Adobe’s AI Assistant

In a related development highlighting the expanding reach of generative AI, Adobe has recently announced the integration of a generative AI experience into its Acrobat PDF management software. This new feature, named AI Assistant in Acrobat, is poised to revolutionize the digital document experience.

Adobe announces its AI Assistant in Acrobat (beta).

Adobe announces its AI Assistant in Acrobat (beta). (Source – X).

As reported by The Verge, the AI Assistant, now available in beta for paying Acrobat users, is designed as a conversational engine to make navigating and understanding information in lengthy documents more efficient. This tool can summarize files, answer questions, and offer recommendations based on a document’s content, letting users interact more intuitively with their documents.

This innovation is particularly relevant for workplace efficiency and data handling. For example, the AI Assistant can significantly reduce the time spent managing extensive text documents, assisting with tasks such as quickly locating research information or condensing lengthy reports into concise summaries for emails, meetings, and presentations. The tool is compatible with various document formats, including Word and PowerPoint, and adheres to Adobe’s stringent data security protocols. It does not store or use customer document data for training purposes, addressing some privacy concerns prevalent in the workplace.

However, despite its recent release, the updated Adobe Acrobat has not been without complaints. One user expressed frustration on X, saying, “Adobe Acrobat is becoming increasingly unstable/glitchy. How can a $250bn company not get a PDF reader perfectly right?” They elaborated on the issues, mentioning, “Highlight text in a PDF and it glitches out and brings in the text from the previous page. Have a few too many tabs open and get a note about “too much memory” and a blank page.”

An X user says the new Adobe Acrobat is glitchy - generative ai work.

An X user says the new Adobe Acrobat is glitchy. (Source – X).

Another user vented on X about the updated Adobe Acrobat interface in Google Chrome: “It takes forever to load, it lags, it has a bunch of tools literally no one asked for. I just want to look at a pdf, why did they make it this complicated??”

Despite complaints being raised by Acrobat’s users, the introduction of Adobe’s AI Assistant in Acrobat underscores the potential of generative AI tools to enhance productivity and streamline workflows in a corporate setting. It also highlights the importance of developing comprehensive guidelines and policies for generative AI use as organizations adopt these advanced technologies to stay competitive and efficient. Adobe’s initiative in incorporating generative AI into its widely used software could set a precedent for how other companies might integrate such technology in a user-friendly and secure manner.

The demand for clear generative AI policies at work

A significant majority of employees in Singapore—over 80%—express a desire for clear guidelines, policies, and training on generative AI usage within their organizations. The primary reasons include understanding proper tool usage (70%), risk mitigation (51%), and fostering fairness in the workplace (30%).

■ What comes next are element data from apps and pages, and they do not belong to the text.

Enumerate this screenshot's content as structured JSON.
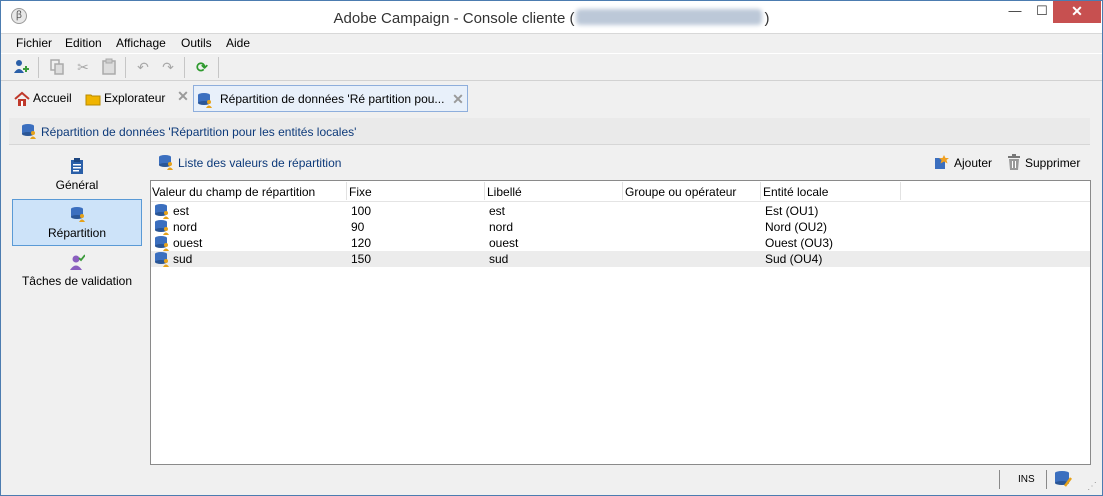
{
  "window": {
    "title_prefix": "Adobe Campaign - Console cliente (",
    "title_suffix": ")",
    "controls": {
      "minimize": "—",
      "maximize": "☐",
      "close": "✕"
    }
  },
  "menu": [
    "Fichier",
    "Edition",
    "Affichage",
    "Outils",
    "Aide"
  ],
  "toolbar": {
    "icons": [
      "new-user-icon",
      "copy-icon",
      "cut-icon",
      "paste-icon",
      "undo-icon",
      "redo-icon",
      "refresh-icon"
    ]
  },
  "tabs": [
    {
      "label": "Accueil",
      "icon": "home-icon"
    },
    {
      "label": "Explorateur",
      "icon": "folder-icon"
    },
    {
      "label": "Répartition de données 'Ré partition pou...",
      "icon": "database-user-icon",
      "active": true
    }
  ],
  "header": {
    "title": "Répartition de données 'Répartition pour les entités locales'"
  },
  "nav": [
    {
      "label": "Général",
      "icon": "clipboard-icon"
    },
    {
      "label": "Répartition",
      "icon": "database-user-icon",
      "selected": true
    },
    {
      "label": "Tâches de validation",
      "icon": "user-check-icon"
    }
  ],
  "panel": {
    "title": "Liste des valeurs de répartition",
    "add_label": "Ajouter",
    "delete_label": "Supprimer"
  },
  "grid": {
    "columns": [
      "Valeur du champ de répartition",
      "Fixe",
      "Libellé",
      "Groupe ou opérateur",
      "Entité locale"
    ],
    "rows": [
      {
        "value": "est",
        "fixed": "100",
        "label": "est",
        "group": "",
        "entity": "Est (OU1)"
      },
      {
        "value": "nord",
        "fixed": "90",
        "label": "nord",
        "group": "",
        "entity": "Nord (OU2)"
      },
      {
        "value": "ouest",
        "fixed": "120",
        "label": "ouest",
        "group": "",
        "entity": "Ouest (OU3)"
      },
      {
        "value": "sud",
        "fixed": "150",
        "label": "sud",
        "group": "",
        "entity": "Sud (OU4)"
      }
    ]
  },
  "status": {
    "ins": "INS"
  },
  "colors": {
    "accent": "#0d3a7a",
    "close": "#c75050",
    "selected_bg": "#cde3f9"
  }
}
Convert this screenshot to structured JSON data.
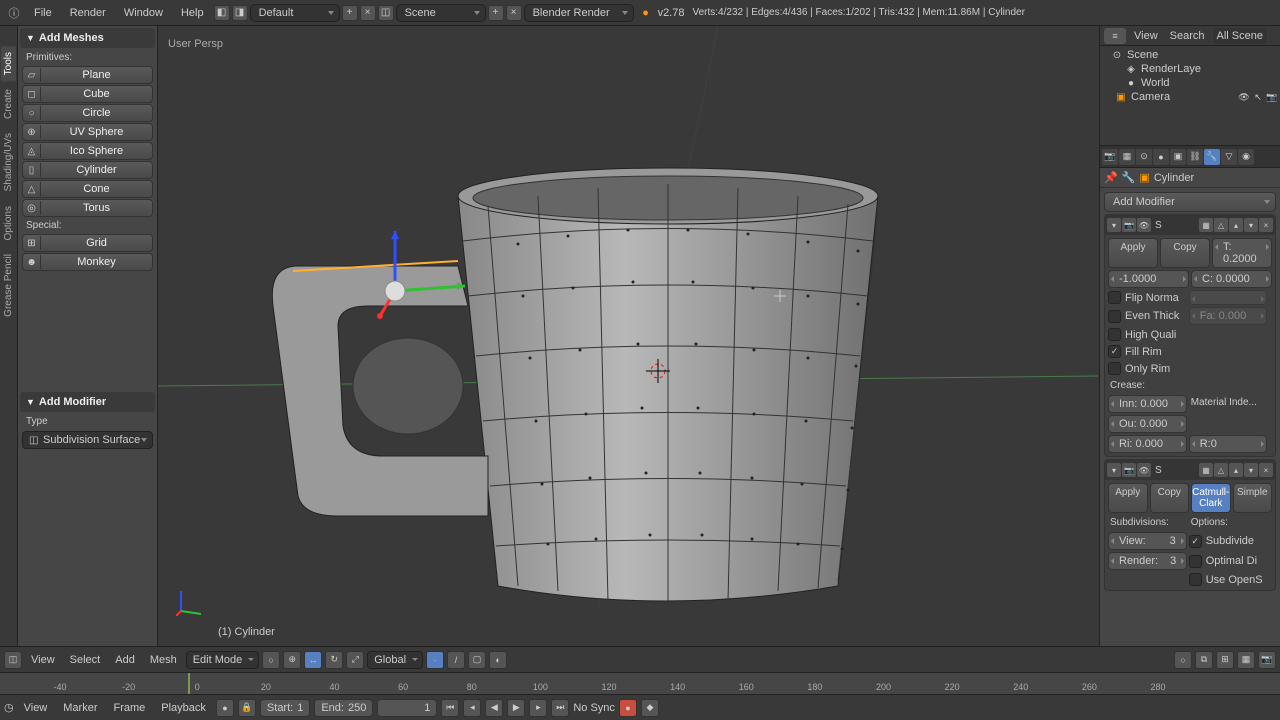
{
  "topbar": {
    "menus": [
      "File",
      "Render",
      "Window",
      "Help"
    ],
    "layout": "Default",
    "scene": "Scene",
    "engine": "Blender Render",
    "version": "v2.78",
    "stats": "Verts:4/232 | Edges:4/436 | Faces:1/202 | Tris:432 | Mem:11.86M | Cylinder"
  },
  "tool_panel": {
    "header": "Add Meshes",
    "primitives_label": "Primitives:",
    "primitives": [
      "Plane",
      "Cube",
      "Circle",
      "UV Sphere",
      "Ico Sphere",
      "Cylinder",
      "Cone",
      "Torus"
    ],
    "special_label": "Special:",
    "special": [
      "Grid",
      "Monkey"
    ],
    "add_modifier_header": "Add Modifier",
    "type_label": "Type",
    "type_value": "Subdivision Surface"
  },
  "left_tabs": [
    "Tools",
    "Create",
    "Shading/UVs",
    "Options",
    "Grease Pencil"
  ],
  "viewport": {
    "persp": "User Persp",
    "object_label": "(1) Cylinder"
  },
  "right_header": {
    "view": "View",
    "search": "Search",
    "all_scenes": "All Scene"
  },
  "outliner": {
    "scene": "Scene",
    "renderlayers": "RenderLaye",
    "world": "World",
    "camera": "Camera"
  },
  "breadcrumb": {
    "object": "Cylinder"
  },
  "modifier": {
    "add_label": "Add Modifier",
    "apply": "Apply",
    "copy": "Copy",
    "t_val": "T: 0.2000",
    "neg_val": "-1.0000",
    "c_val": "C: 0.0000",
    "flip_norm": "Flip Norma",
    "fa_val": "Fa: 0.000",
    "even_thick": "Even Thick",
    "high_qual": "High Quali",
    "fill_rim": "Fill Rim",
    "only_rim": "Only Rim",
    "crease": "Crease:",
    "inn": "Inn: 0.000",
    "ou": "Ou: 0.000",
    "mat_index": "Material Inde...",
    "ri": "Ri: 0.000",
    "r0": "R:0"
  },
  "modifier2": {
    "catmull": "Catmull-Clark",
    "simple": "Simple",
    "subdivisions": "Subdivisions:",
    "options": "Options:",
    "view": "View:",
    "view_val": "3",
    "render": "Render:",
    "render_val": "3",
    "subdivide": "Subdivide",
    "optimal": "Optimal Di",
    "opens": "Use OpenS"
  },
  "viewbar": {
    "menus": [
      "View",
      "Select",
      "Add",
      "Mesh"
    ],
    "mode": "Edit Mode",
    "orientation": "Global"
  },
  "timeline": {
    "ticks": [
      -40,
      -20,
      0,
      20,
      40,
      60,
      80,
      100,
      120,
      140,
      160,
      180,
      200,
      220,
      240,
      260,
      280
    ],
    "cursor_pos": 0
  },
  "timebar": {
    "menus": [
      "View",
      "Marker",
      "Frame",
      "Playback"
    ],
    "start_label": "Start:",
    "start": "1",
    "end_label": "End:",
    "end": "250",
    "current": "1",
    "sync": "No Sync"
  }
}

Ng emphasizes a fundamental principle: “One thing is certain: if you fail to plan, plan to fail. Without establishing any proper guidelines on the use of generative AI, organizations could face regulatory compliance violations.”

He further adds, “To enjoy the benefits without increasing risk, it is critical for organizations to develop, implement and clearly communicate guidelines and policies on the appropriate use of generative AI, along with putting the right data compliance and governance tools in place for ongoing enforcement.”